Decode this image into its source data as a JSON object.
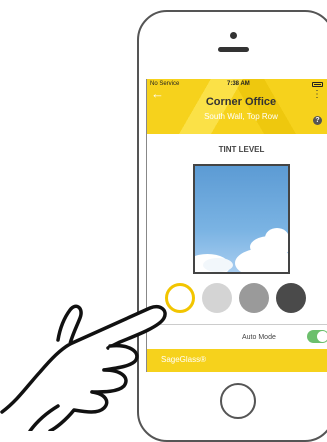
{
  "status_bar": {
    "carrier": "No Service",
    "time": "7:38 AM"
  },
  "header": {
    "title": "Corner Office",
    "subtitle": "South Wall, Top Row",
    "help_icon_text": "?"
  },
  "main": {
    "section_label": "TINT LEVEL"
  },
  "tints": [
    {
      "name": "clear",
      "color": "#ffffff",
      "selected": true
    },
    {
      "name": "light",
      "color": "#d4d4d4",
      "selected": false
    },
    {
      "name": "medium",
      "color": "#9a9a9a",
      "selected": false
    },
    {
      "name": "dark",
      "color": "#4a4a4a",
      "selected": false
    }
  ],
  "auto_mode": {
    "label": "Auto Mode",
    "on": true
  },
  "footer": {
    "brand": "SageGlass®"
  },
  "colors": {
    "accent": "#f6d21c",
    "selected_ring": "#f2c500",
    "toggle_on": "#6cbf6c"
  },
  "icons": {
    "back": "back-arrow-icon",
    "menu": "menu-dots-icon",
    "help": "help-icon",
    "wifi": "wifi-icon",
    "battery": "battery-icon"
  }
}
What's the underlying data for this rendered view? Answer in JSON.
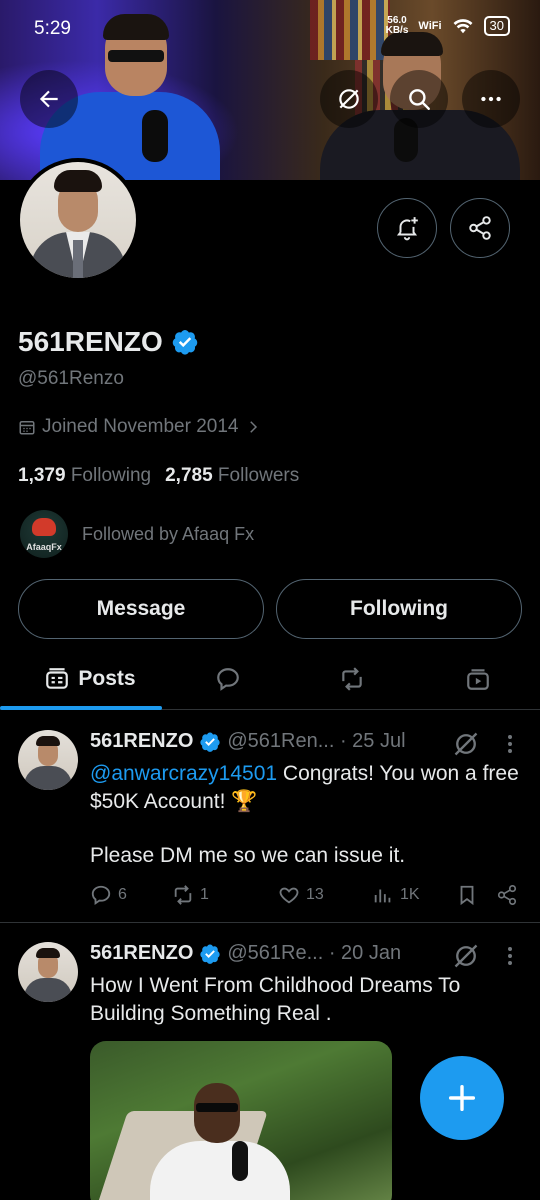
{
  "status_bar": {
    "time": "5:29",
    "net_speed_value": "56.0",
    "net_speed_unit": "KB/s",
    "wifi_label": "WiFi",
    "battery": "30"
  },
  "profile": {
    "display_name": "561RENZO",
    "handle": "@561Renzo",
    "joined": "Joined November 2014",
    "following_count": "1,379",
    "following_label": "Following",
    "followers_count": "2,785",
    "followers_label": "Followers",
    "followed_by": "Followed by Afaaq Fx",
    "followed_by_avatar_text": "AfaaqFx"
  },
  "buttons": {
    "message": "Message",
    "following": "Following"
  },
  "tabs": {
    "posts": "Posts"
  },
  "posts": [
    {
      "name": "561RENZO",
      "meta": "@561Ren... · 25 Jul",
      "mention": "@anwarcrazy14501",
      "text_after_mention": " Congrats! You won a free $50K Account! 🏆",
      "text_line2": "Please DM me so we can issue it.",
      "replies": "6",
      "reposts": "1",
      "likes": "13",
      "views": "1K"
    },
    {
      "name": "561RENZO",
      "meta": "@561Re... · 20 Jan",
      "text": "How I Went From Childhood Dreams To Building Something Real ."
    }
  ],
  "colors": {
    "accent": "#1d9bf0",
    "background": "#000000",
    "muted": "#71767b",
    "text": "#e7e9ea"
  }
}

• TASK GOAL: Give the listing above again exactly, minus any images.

• ANSWER SECTION:
Decode this image into its source data as a JSON object.
{
  "status_bar": {
    "carrier": "No Service",
    "time": "7:38 AM"
  },
  "header": {
    "title": "Corner Office",
    "subtitle": "South Wall, Top Row",
    "help_icon_text": "?"
  },
  "main": {
    "section_label": "TINT LEVEL"
  },
  "tints": [
    {
      "name": "clear",
      "color": "#ffffff",
      "selected": true
    },
    {
      "name": "light",
      "color": "#d4d4d4",
      "selected": false
    },
    {
      "name": "medium",
      "color": "#9a9a9a",
      "selected": false
    },
    {
      "name": "dark",
      "color": "#4a4a4a",
      "selected": false
    }
  ],
  "auto_mode": {
    "label": "Auto Mode",
    "on": true
  },
  "footer": {
    "brand": "SageGlass®"
  },
  "colors": {
    "accent": "#f6d21c",
    "selected_ring": "#f2c500",
    "toggle_on": "#6cbf6c"
  },
  "icons": {
    "back": "back-arrow-icon",
    "menu": "menu-dots-icon",
    "help": "help-icon",
    "wifi": "wifi-icon",
    "battery": "battery-icon"
  }
}
What's the underlying data for this rendered view? Answer in JSON.
{
  "status_bar": {
    "time": "5:29",
    "net_speed_value": "56.0",
    "net_speed_unit": "KB/s",
    "wifi_label": "WiFi",
    "battery": "30"
  },
  "profile": {
    "display_name": "561RENZO",
    "handle": "@561Renzo",
    "joined": "Joined November 2014",
    "following_count": "1,379",
    "following_label": "Following",
    "followers_count": "2,785",
    "followers_label": "Followers",
    "followed_by": "Followed by Afaaq Fx",
    "followed_by_avatar_text": "AfaaqFx"
  },
  "buttons": {
    "message": "Message",
    "following": "Following"
  },
  "tabs": {
    "posts": "Posts"
  },
  "posts": [
    {
      "name": "561RENZO",
      "meta": "@561Ren... · 25 Jul",
      "mention": "@anwarcrazy14501",
      "text_after_mention": " Congrats! You won a free $50K Account! 🏆",
      "text_line2": "Please DM me so we can issue it.",
      "replies": "6",
      "reposts": "1",
      "likes": "13",
      "views": "1K"
    },
    {
      "name": "561RENZO",
      "meta": "@561Re... · 20 Jan",
      "text": "How I Went From Childhood Dreams To Building Something Real ."
    }
  ],
  "colors": {
    "accent": "#1d9bf0",
    "background": "#000000",
    "muted": "#71767b",
    "text": "#e7e9ea"
  }
}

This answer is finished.